Should I Give Gag-Givers Credit?

Cartoonist Jimmy Hatlo in a
Lucky Strike ad
Dear Rich: I write and draw a web comic involving a set of recurring characters. Sometimes I run a joke I'm working on by a couple of my friends, to see if the joke comes through clear, and, if not, how could it be improved. However, now everyone I know is starting to tell me their ideas for gags. Their contributions usually consist of either (a) suggesting a basic concept (man falls off horse) or (b) suggesting a change to my fleshed out joke (farmer falls off COW, dies, etc). In both instances, I am still the one laying out the panels, structuring the joke, coming up with the dialogue, drawing and coloring it. Being friends and all, I want to show my appreciation for their help by giving them credit on the individual strip, but I am worried that by putting his/her tag alongside mine, I am giving up sole control of my copyright on that strip. Is that the case? The Dear Rich Staff is wondering about jokes in which people fall off animals. We suppose that's an interesting niche although the idea of a farmer falling off a cow and dying seems sad to us. Maybe it could be funny if it was a zombie farmer, though frankly, we're not sure about all this "funny" zombie stuff. It must be tragic to be a zombie, worse than having dementia or even worse than being trapped on BART next to a woman iPhoning her friend about wedding invitations. Wait, here's a concept for a web comic strip -- a zombie wedding planner. Or did we see that movie?
Right, you had a question.  We doubt that you would need to share copyright with someone who gives you a gag for a comic strip. We think your contributors are providing concepts that are probably unprotectible under copyright because (1) the concepts are ideas, or, (2) the concepts constitute unprotectible short phrases. As we've written before, it's tough to protect gags and jokes. What's protectible is the manner in which you express your comic strip. If, however you are collaborating with someone and going beyond the basic gag idea -- say for example, discussing what the comic panels would consist of -- then you may be expanding into co-authorship and copyright co-ownership. So avoid going beyond a discussion of the basic gag. If you want to feel more secure, and if you're going to solicit ideas online, provide terms and conditions in which the contributor agrees to give up rights when submitting an idea.
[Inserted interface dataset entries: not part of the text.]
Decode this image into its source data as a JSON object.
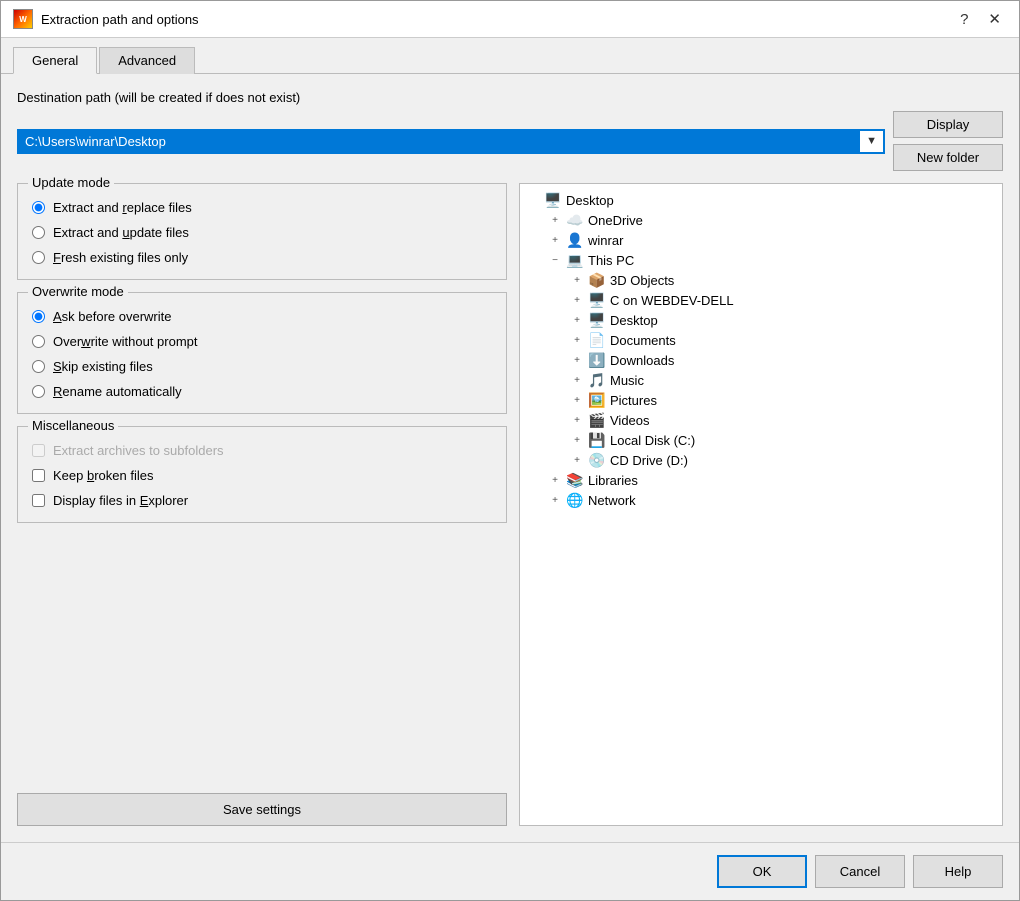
{
  "dialog": {
    "title": "Extraction path and options",
    "help_btn": "?",
    "close_btn": "✕"
  },
  "tabs": [
    {
      "id": "general",
      "label": "General",
      "active": true
    },
    {
      "id": "advanced",
      "label": "Advanced",
      "active": false
    }
  ],
  "destination": {
    "label": "Destination path (will be created if does not exist)",
    "path": "C:\\Users\\winrar\\Desktop",
    "display_btn": "Display",
    "new_folder_btn": "New folder"
  },
  "update_mode": {
    "group_label": "Update mode",
    "options": [
      {
        "id": "extract_replace",
        "label": "Extract and replace files",
        "checked": true,
        "underline_char": "r"
      },
      {
        "id": "extract_update",
        "label": "Extract and update files",
        "checked": false,
        "underline_char": "u"
      },
      {
        "id": "fresh_existing",
        "label": "Fresh existing files only",
        "checked": false,
        "underline_char": "F"
      }
    ]
  },
  "overwrite_mode": {
    "group_label": "Overwrite mode",
    "options": [
      {
        "id": "ask_before",
        "label": "Ask before overwrite",
        "checked": true,
        "underline_char": "A"
      },
      {
        "id": "overwrite_no_prompt",
        "label": "Overwrite without prompt",
        "checked": false,
        "underline_char": "w"
      },
      {
        "id": "skip_existing",
        "label": "Skip existing files",
        "checked": false,
        "underline_char": "S"
      },
      {
        "id": "rename_auto",
        "label": "Rename automatically",
        "checked": false,
        "underline_char": "R"
      }
    ]
  },
  "miscellaneous": {
    "group_label": "Miscellaneous",
    "options": [
      {
        "id": "extract_subfolders",
        "label": "Extract archives to subfolders",
        "checked": false,
        "disabled": true
      },
      {
        "id": "keep_broken",
        "label": "Keep broken files",
        "checked": false,
        "disabled": false,
        "underline_char": "b"
      },
      {
        "id": "display_explorer",
        "label": "Display files in Explorer",
        "checked": false,
        "disabled": false,
        "underline_char": "E"
      }
    ]
  },
  "save_settings_btn": "Save settings",
  "tree": {
    "items": [
      {
        "id": "desktop",
        "level": 0,
        "label": "Desktop",
        "icon": "🖥️",
        "expanded": true,
        "selected": false
      },
      {
        "id": "onedrive",
        "level": 1,
        "label": "OneDrive",
        "icon": "☁️",
        "expanded": false
      },
      {
        "id": "winrar",
        "level": 1,
        "label": "winrar",
        "icon": "👤",
        "expanded": false
      },
      {
        "id": "this_pc",
        "level": 1,
        "label": "This PC",
        "icon": "💻",
        "expanded": true
      },
      {
        "id": "3d_objects",
        "level": 2,
        "label": "3D Objects",
        "icon": "📦",
        "expanded": false
      },
      {
        "id": "c_drive",
        "level": 2,
        "label": "C on WEBDEV-DELL",
        "icon": "🖥️",
        "expanded": false
      },
      {
        "id": "desktop2",
        "level": 2,
        "label": "Desktop",
        "icon": "🖥️",
        "expanded": false
      },
      {
        "id": "documents",
        "level": 2,
        "label": "Documents",
        "icon": "📄",
        "expanded": false
      },
      {
        "id": "downloads",
        "level": 2,
        "label": "Downloads",
        "icon": "⬇️",
        "expanded": false
      },
      {
        "id": "music",
        "level": 2,
        "label": "Music",
        "icon": "🎵",
        "expanded": false
      },
      {
        "id": "pictures",
        "level": 2,
        "label": "Pictures",
        "icon": "🖼️",
        "expanded": false
      },
      {
        "id": "videos",
        "level": 2,
        "label": "Videos",
        "icon": "🎬",
        "expanded": false
      },
      {
        "id": "local_disk",
        "level": 2,
        "label": "Local Disk (C:)",
        "icon": "💾",
        "expanded": false
      },
      {
        "id": "cd_drive",
        "level": 2,
        "label": "CD Drive (D:)",
        "icon": "💿",
        "expanded": false
      },
      {
        "id": "libraries",
        "level": 1,
        "label": "Libraries",
        "icon": "📚",
        "expanded": false
      },
      {
        "id": "network",
        "level": 1,
        "label": "Network",
        "icon": "🌐",
        "expanded": false
      }
    ]
  },
  "footer": {
    "ok_btn": "OK",
    "cancel_btn": "Cancel",
    "help_btn": "Help"
  }
}
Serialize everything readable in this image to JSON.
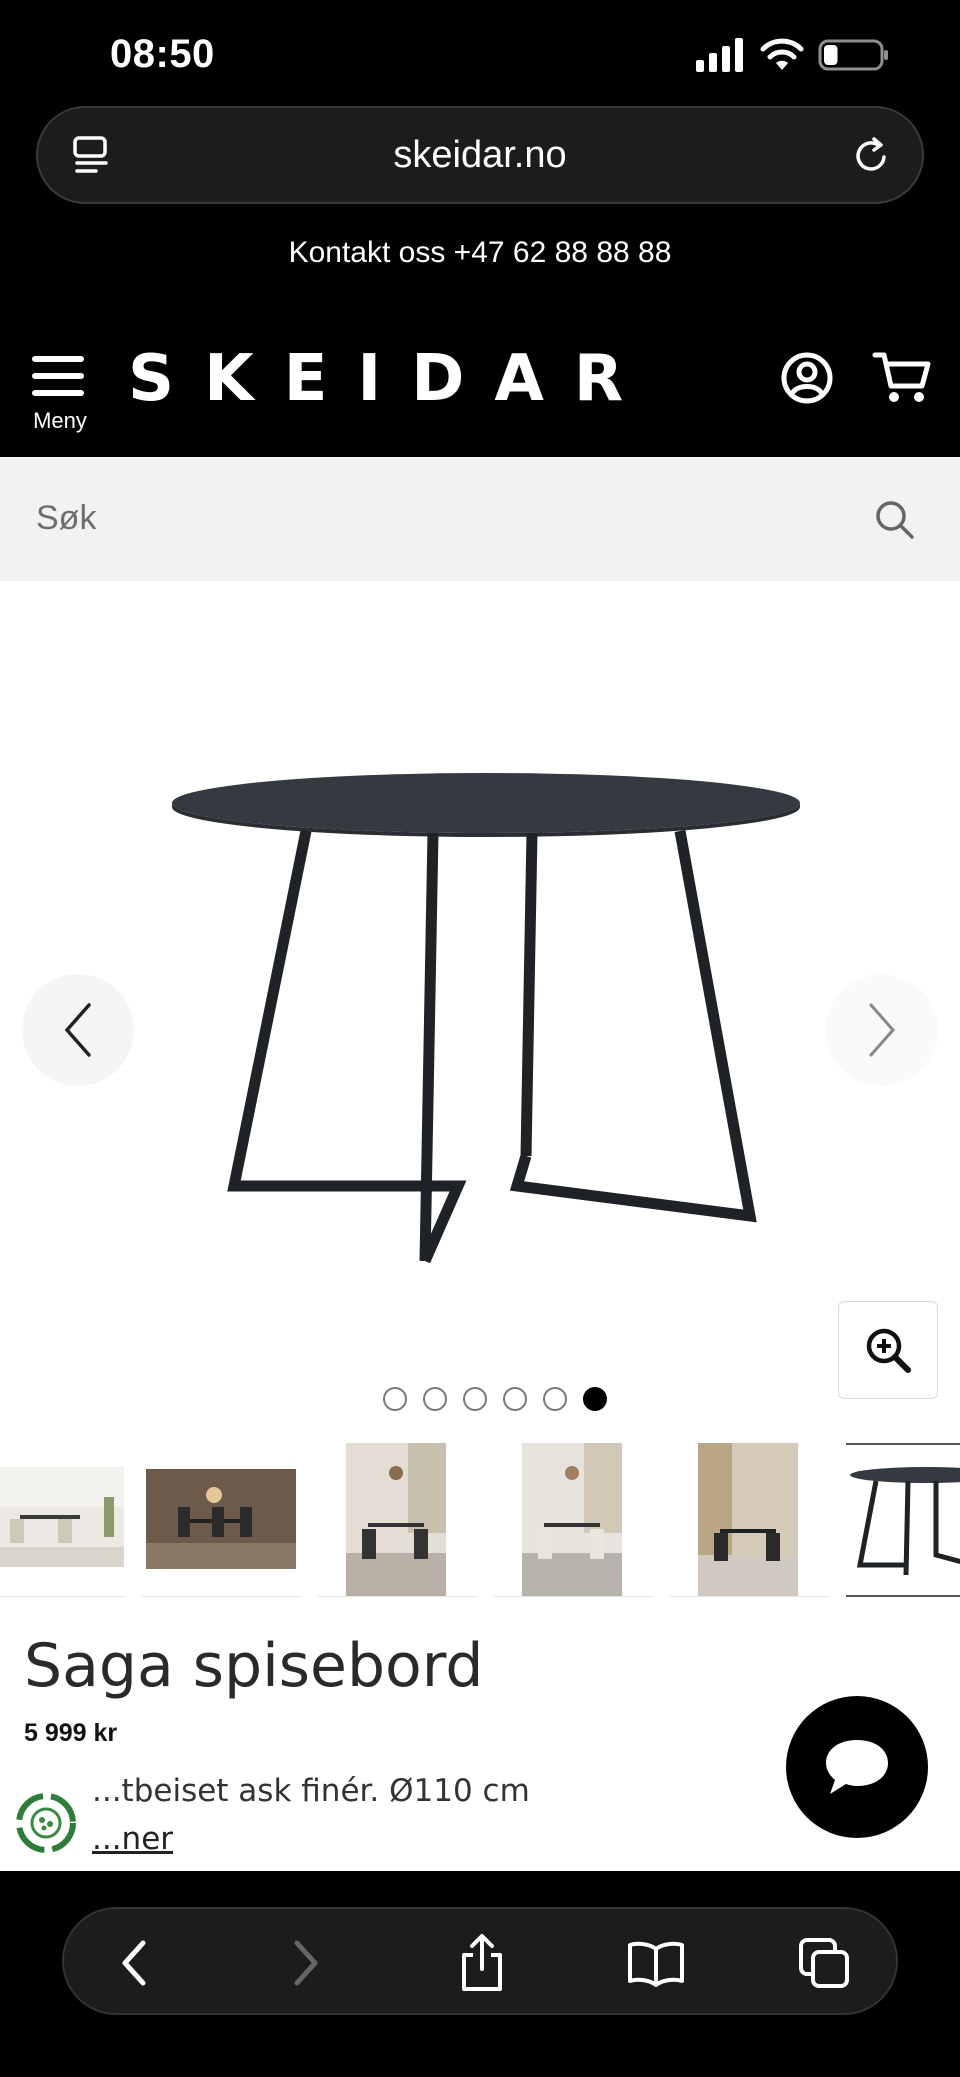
{
  "status_bar": {
    "time": "08:50",
    "battery_level": 0.25
  },
  "browser": {
    "url": "skeidar.no"
  },
  "contact": {
    "text": "Kontakt oss +47 62 88 88 88"
  },
  "header": {
    "menu_label": "Meny",
    "logo_text": "SKEIDAR",
    "icons": [
      "menu-icon",
      "account-icon",
      "cart-icon"
    ]
  },
  "search": {
    "placeholder": "Søk"
  },
  "gallery": {
    "image_count": 6,
    "active_index": 5,
    "thumbnail_count": 6
  },
  "product": {
    "title": "Saga spisebord",
    "price": "5 999 kr",
    "description": "...tbeiset ask finér. Ø110 cm",
    "more_link": "...ner"
  },
  "colors": {
    "brand": "#000000",
    "background": "#ffffff",
    "search_bg": "#f2f2f2"
  }
}
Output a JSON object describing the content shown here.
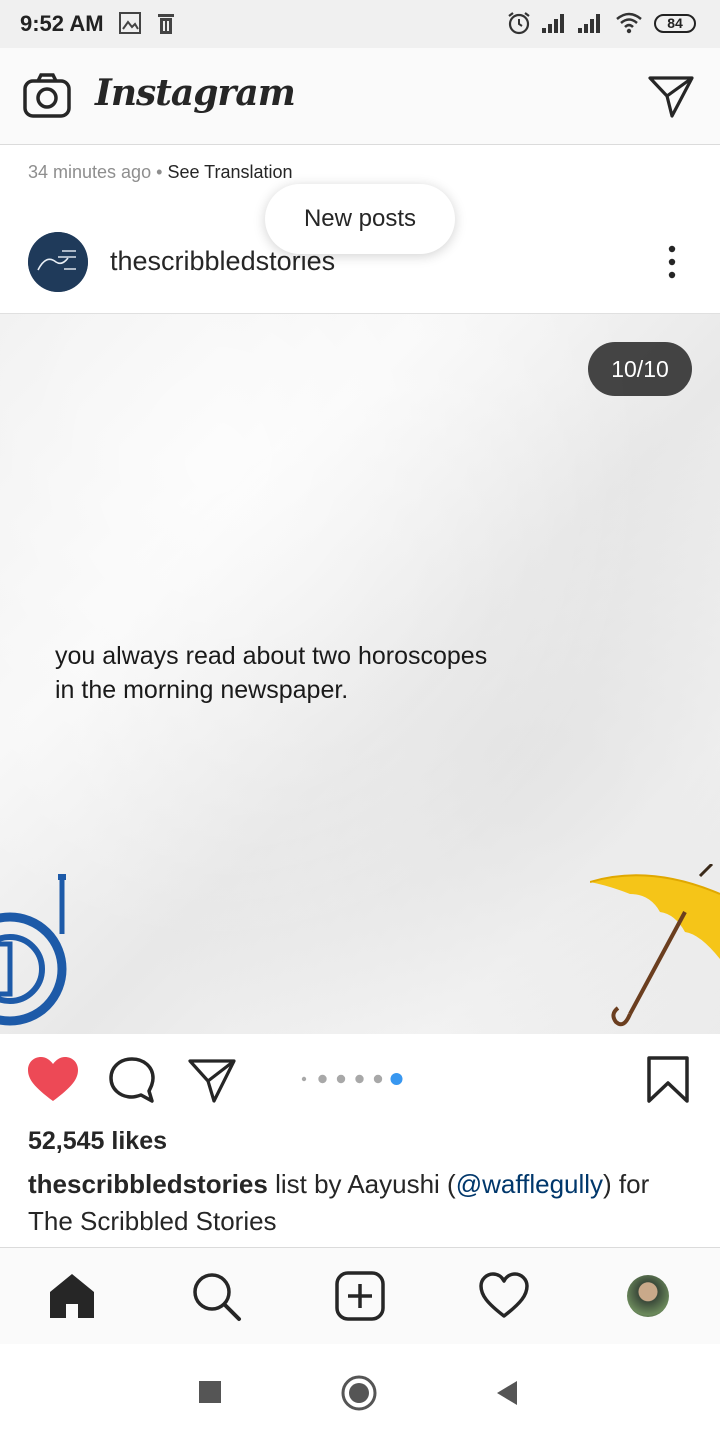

A tip o' the Hatlo hat ... As for providing attribution, that's up to you. It certainly worked for cartoonist Jimmy Hatlo who encouraged readers to send in ideas and then gave the contributor a "tip o' the Hatlo hat" attribution.